CES 2016 Hygiene Project
Water Crisis in Kenya
Kenya’s people are, according to the United Nations, one of the most struggling populations in the world. With a population of nearly 42 million, the numbers of people living in acute poverty (defined as earning <$1.Cdn/day/family of 4) continues to rise.
Water scarcity in Kenya has been an issue for decades. Only a small percentage of the land sustains agriculture and food production. The year round climate is predominantly arid. Natural environmental disasters cause major soil erosion. So too does the need in rural areas for collecting firewood. Denuding the land of trees is creating a new class of homeless people known as environmental refugees.
Kenya’s natural water resources and water basins do not provide adequate delivery of water to the various regions of the country. Much of the population is without any fresh water. Rapid urbanization has also pushed people to live in slums where lack of water and sanitation create hazardous health conditions.
Due to lack of infrastructure and funds to build wells, pumping stations and piping systems, rural areas of Kenya are left without access to clean drinking water. Kenya’s water shortage also means that a large population of women and children spend up to one-third of their day fetching water in the hot sun from the nearest water source. This backbreaking work leaves roughly half of the country’s inhabitants vulnerable to serious dangers including susceptibility to water-borne diseases.
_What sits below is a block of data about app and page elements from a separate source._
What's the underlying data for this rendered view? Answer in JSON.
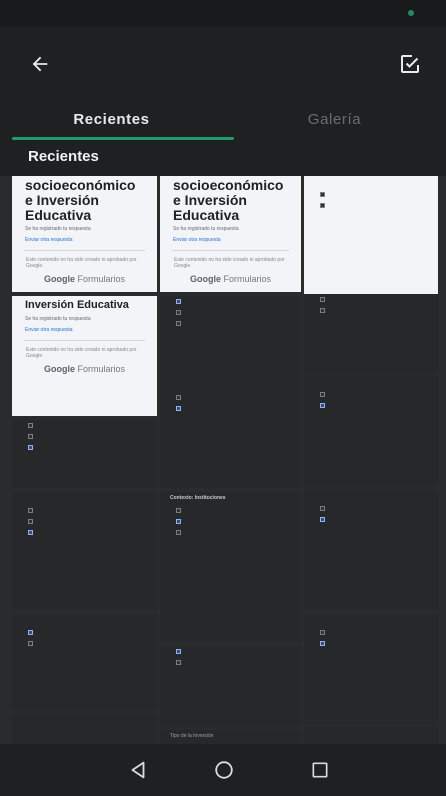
{
  "tabs": {
    "recent": "Recientes",
    "gallery": "Galería"
  },
  "section": {
    "title": "Recientes"
  },
  "thumbs": {
    "t1": {
      "title": "socioeconómico e Inversión Educativa",
      "subtitle": "Se ha registrado tu respuesta",
      "link": "Enviar otra respuesta",
      "footer": "Este contenido no ha sido creado ni aprobado por Google.",
      "google": "Google",
      "forms": "Formularios"
    },
    "t2": {
      "title": "socioeconómico e Inversión Educativa",
      "subtitle": "Se ha registrado tu respuesta",
      "link": "Enviar otra respuesta",
      "footer": "Este contenido no ha sido creado ni aprobado por Google.",
      "google": "Google",
      "forms": "Formularios"
    },
    "t4": {
      "title": "Inversión Educativa",
      "subtitle": "Se ha registrado tu respuesta",
      "link": "Enviar otra respuesta",
      "footer": "Este contenido no ha sido creado ni aprobado por Google.",
      "google": "Google",
      "forms": "Formularios"
    },
    "t8": {
      "q": "Contexto: Instituciones",
      "q2": "Tipo de la Inversión"
    }
  },
  "colors": {
    "accent": "#1b9e68",
    "appbar": "#1f2022"
  },
  "icons": {
    "back": "back-arrow-icon",
    "check": "check-box-icon",
    "navBack": "nav-back-icon",
    "navHome": "nav-home-icon",
    "navRecents": "nav-recents-icon"
  }
}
Water pathogens are a huge health problem in Kenya. People have been left unprotected against cholera, diaorhoreah, and parasitic worms. The rate of exposure is extremely high because the water is often contaminated at the basins and pumps where water is collected. Since the crisis is so widespread, there is much to be done. There are effective interim solutions and communities hoping for a new well would benefit from proactive education about water filtration, BSF (bio-sand filter) Technology, rain harvesting and protection of water springs.
CES Canada continues to provide water solutions and health care services. Since 2010 ten wells have been completed, providing clean water for entire communities. In addition, CES sponsored students affected by worms and other water-borne diseases receive the medical treatments they require. In 2013 CES undertook a massive De-worming program that impacted on 50,000 children. CES in partnership with Canadian based World Without Worms also worked closely with the Ministries of Health and Education to create this community health initiative.
CES Canada intends to follow up in 2016 with Health and Washing Hands with Soap Hygiene Stations. The first is scheduled for Kimang’eti Girls SS.
“Worms undermine the health of children and affect their ability to learn. We are committed to the program of de-worming children, [but] we still need more help to fight worms in children.” – Raila Amolo Odinga, former Prime Minister of Kenya